This checklist outlines factors that a firm should take into account when crafting its own blog policy and makes suggestions for how to make the most of blogging activities. We suggest you answer these questions as you seek to customize the policies and procedures we have provided to you above. This checklist is written specifically for blogs, but can apply to all social media tools.
1. Who owns the blog? Firm or individual lawyer(s)? Firm ownership is suggested if using to extend brand of firm and enhance reputation of a practice group. Copyright reflects ownership decided.
2. Who will blog? One author or multiple authors in a group blog? The firm approves and identifies all authors and blogs.
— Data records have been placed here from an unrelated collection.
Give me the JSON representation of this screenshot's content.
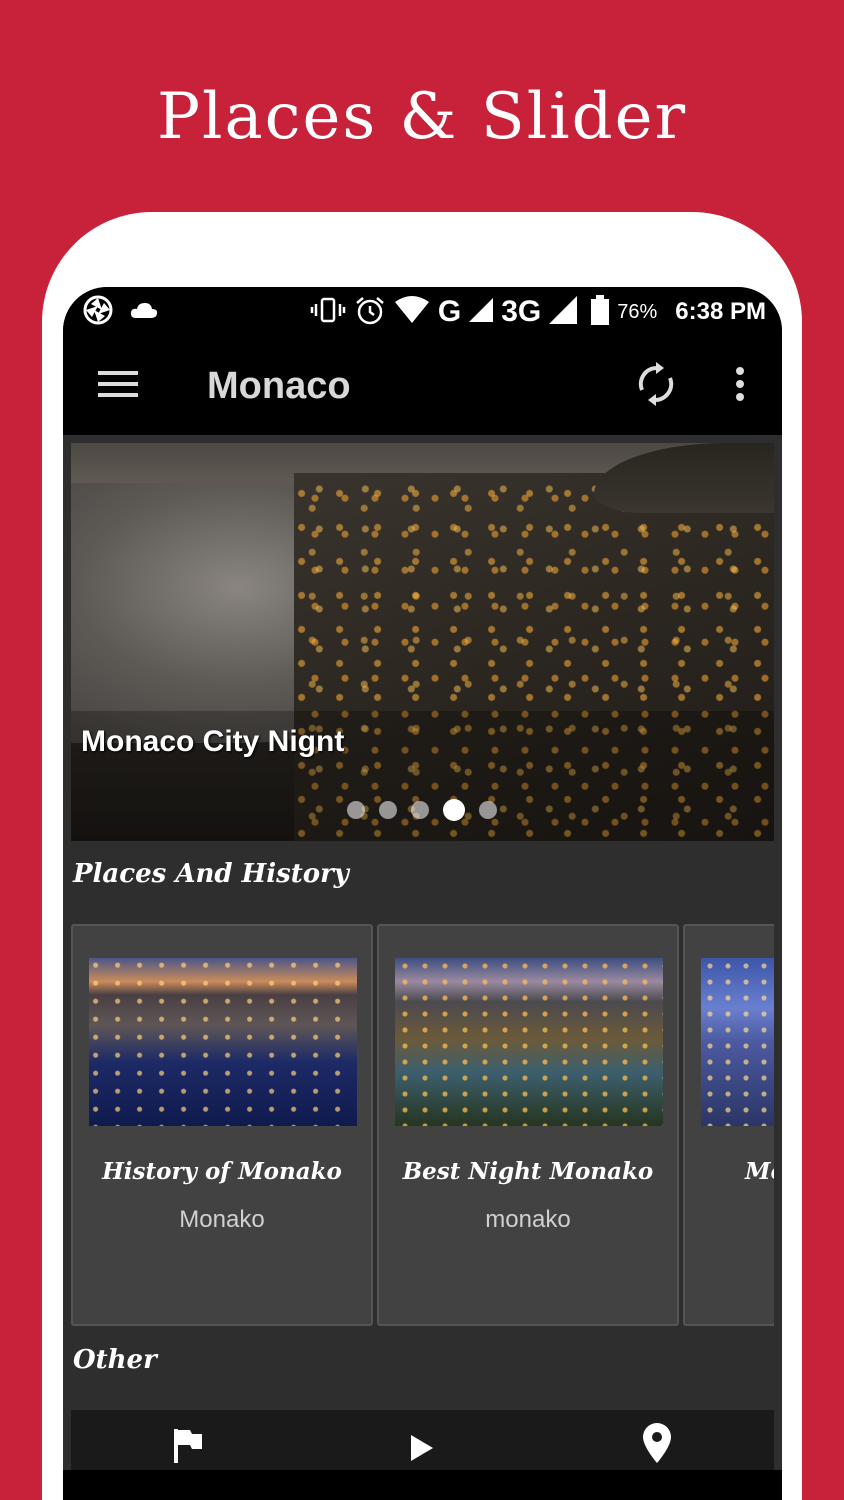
{
  "promo": {
    "title": "Places & Slider"
  },
  "status_bar": {
    "network_g": "G",
    "network_3g": "3G",
    "battery": "76%",
    "time": "6:38 PM"
  },
  "toolbar": {
    "title": "Monaco"
  },
  "slider": {
    "caption": "Monaco City Nignt",
    "slide_count": 5,
    "active_slide": 4
  },
  "sections": {
    "places": "Places And History",
    "other": "Other"
  },
  "cards": [
    {
      "title": "History of Monako",
      "subtitle": "Monako"
    },
    {
      "title": "Best Night Monako",
      "subtitle": "monako"
    },
    {
      "title": "Mo",
      "subtitle": ""
    }
  ],
  "tabs": [
    "flag-icon",
    "play-icon",
    "location-pin-icon"
  ],
  "colors": {
    "brand": "#c8213a",
    "toolbar": "#000000",
    "surface": "#2e2e2e",
    "card": "#424242"
  }
}
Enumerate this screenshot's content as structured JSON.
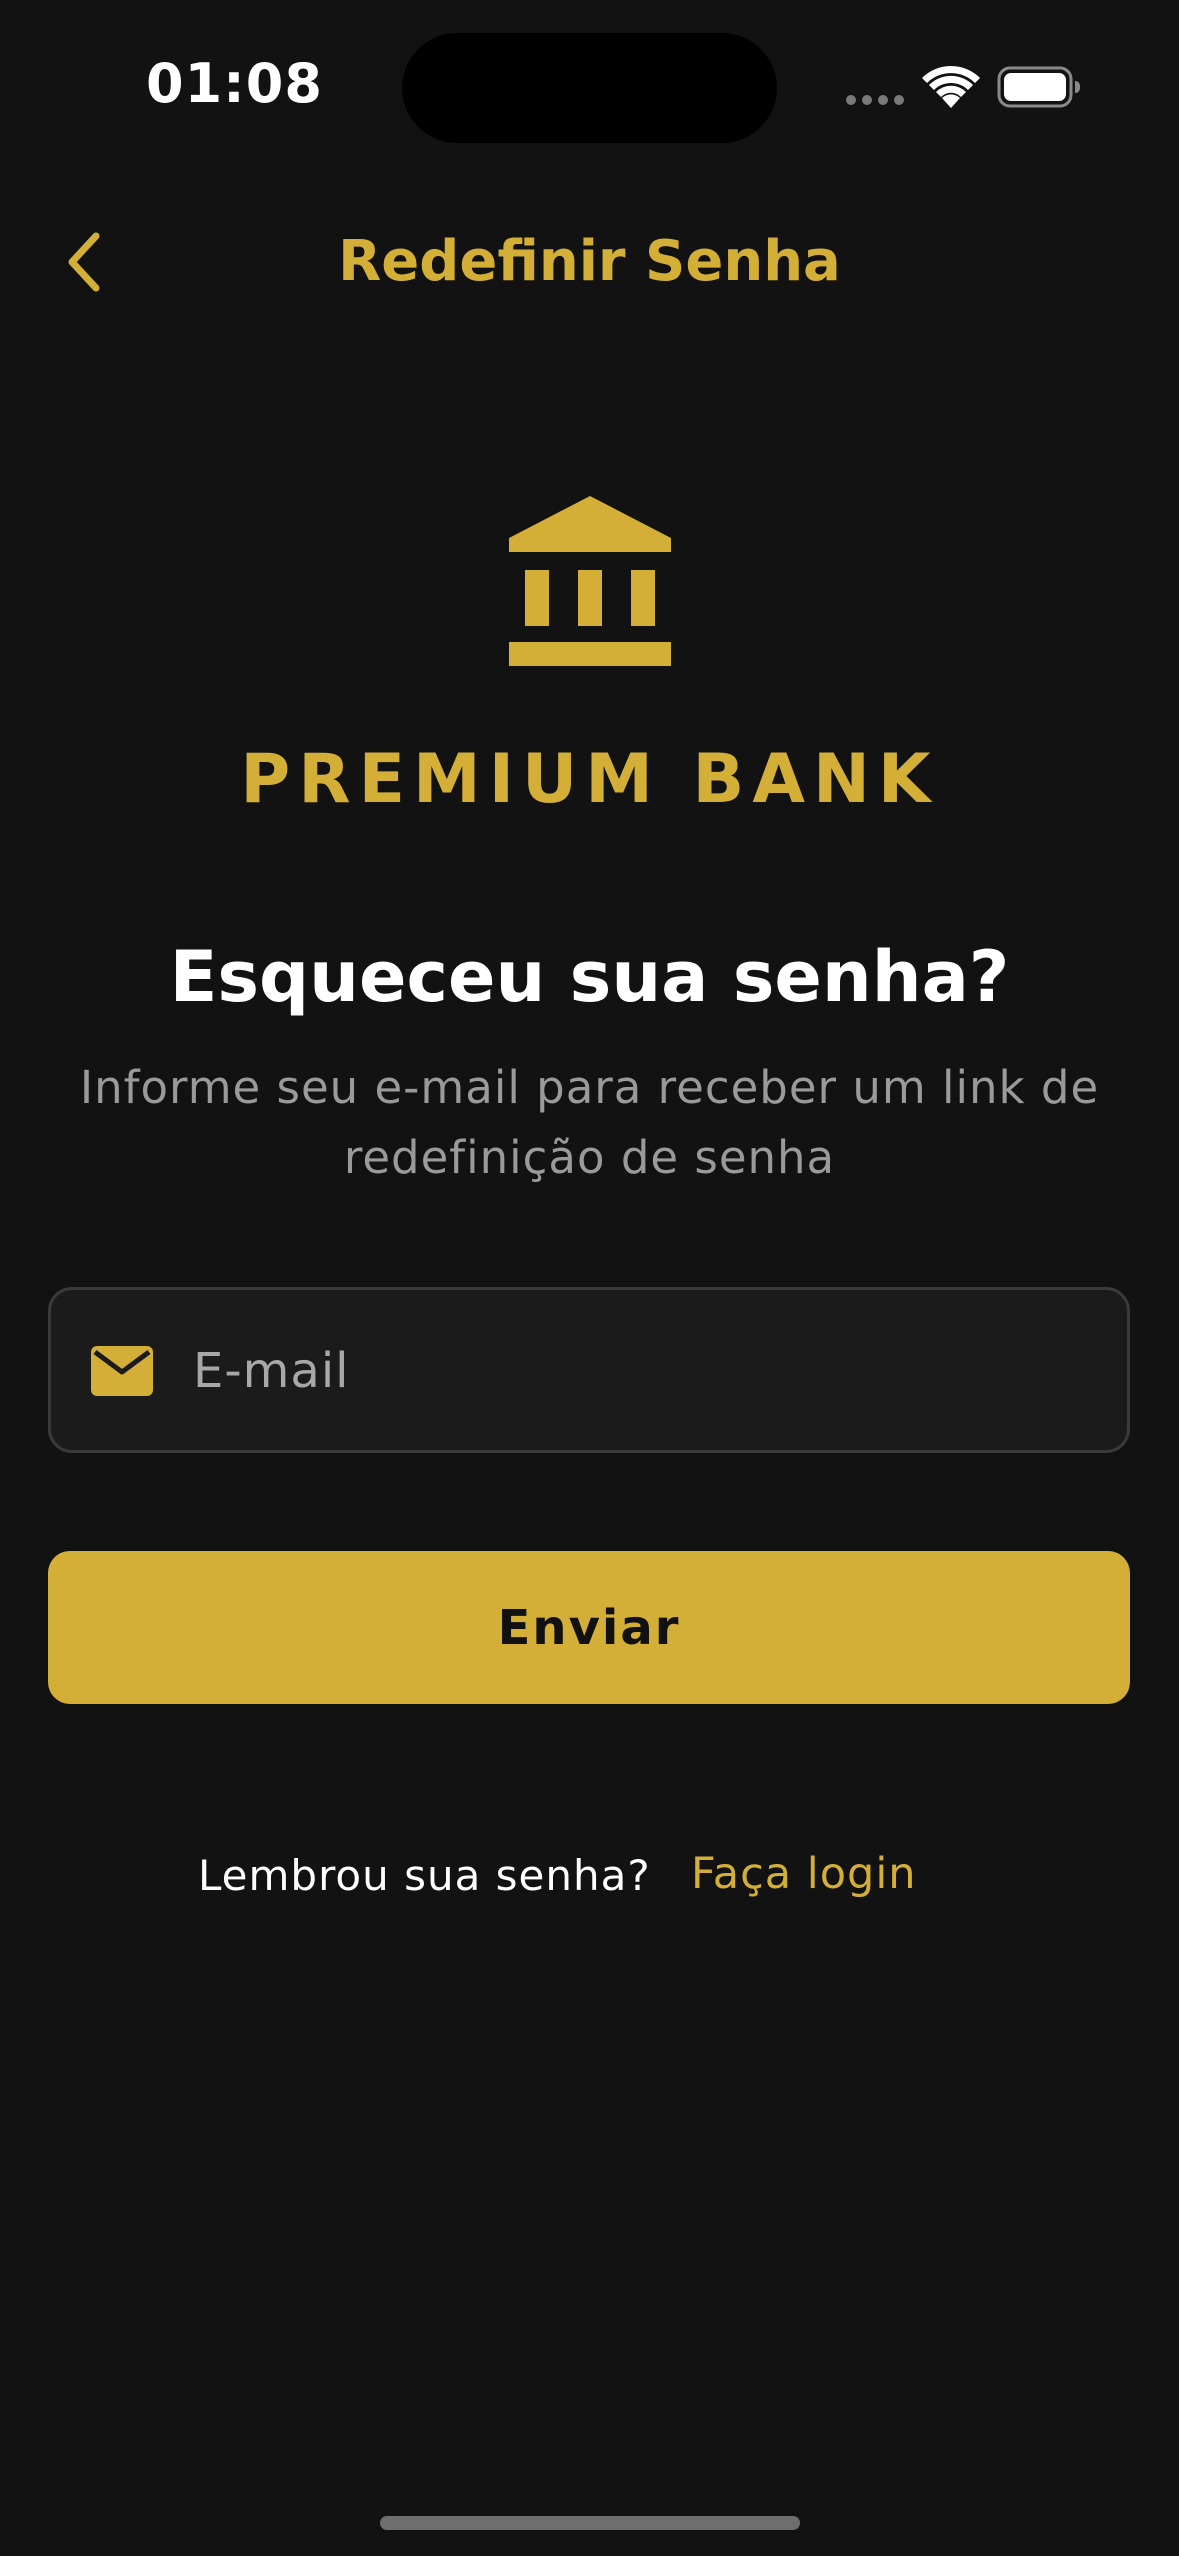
{
  "status_bar": {
    "time": "01:08"
  },
  "header": {
    "title": "Redefinir Senha",
    "back_icon": "chevron-left-icon"
  },
  "logo": {
    "icon": "bank-building-icon",
    "brand_name": "PREMIUM BANK"
  },
  "main": {
    "headline": "Esqueceu sua senha?",
    "subtitle": "Informe seu e-mail para receber um link de redefinição de senha"
  },
  "form": {
    "email": {
      "icon": "mail-icon",
      "placeholder": "E-mail",
      "value": ""
    },
    "submit_label": "Enviar"
  },
  "footer": {
    "prompt": "Lembrou sua senha?",
    "link_label": "Faça login"
  },
  "colors": {
    "background": "#121212",
    "accent": "#d4af37",
    "field_background": "#1b1b1b",
    "field_border": "#3a3a3a",
    "muted_text": "#9a9a9a"
  }
}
3. Does the blog(s) have a specific focus or niche? The narrower the focus, the better. Articulate.
4. Does the firm need firm guidelines for blogs? May be not. Review existing guidelines, practices and procedures. How are e-mail newsletters, media relations and client development issues handled? With minor revisions, professional blogging may easily be covered under existing firm practices.
6. Does the firm need to restrict blog content? Some firms may wish to restrict blog content to be general and informational similar to e-mail newsletters and alerts. Other firms may wish to take a more progressive, and usually more successful, approach to blogging by linking to and referencing other blog posts and news stories. By doing so, you’re joining the conversation as an authority in your field. Depending on the circumstances, lawyer(s) may wish to avoid taking too strong a position on a particular legal topic. Generally, you don’t want to be blogging about existing clients and matters that members of the firm are working on.
7. What’s the blog posting and comment policy? Most firms, subject to general oversight, let blog authors write and publish without showing content to practice chairs or marketing prior to posting. Comments from blog readers should be allowed. To not allow comments, risks embarrassment to the firm. Blog software preferences should enable the blog author(s) or another designated party to review and approve comments before going live. Expect no more than 3 or 4 comments per month. Appropriate comments may be published.
8. How frequently should be blogs be updated? The most effective bloggers post new content at least once a week. Blog author(s) should not fall below this threshold. To develop a compelling voice, the author should write and post—not someone else. A post should be relatively short—a few paragraphs (200-500 words may be fine). In many cases, take no more than 20 to 30 minutes to write a post.
9. What is the role of the marketing (sic: or business development department)? General oversight. Review blogs from time-to-time. Work with PR to determine what, if any, PR or marketing will be done to promote blog. Think through how networking with other bloggers and media will be addressed. Decide who responds to media requests directed to blog authors.
10. How does the firm ensure that published blog content shares and extends the reach of the firm’s intellectual capital and maintains and enhances the firm’s reputation (quality control)? … One of the best ways to enter social media discussions is to follow relevant RSS (Real Simple Syndication) feeds and reference other respected bloggers and their posts.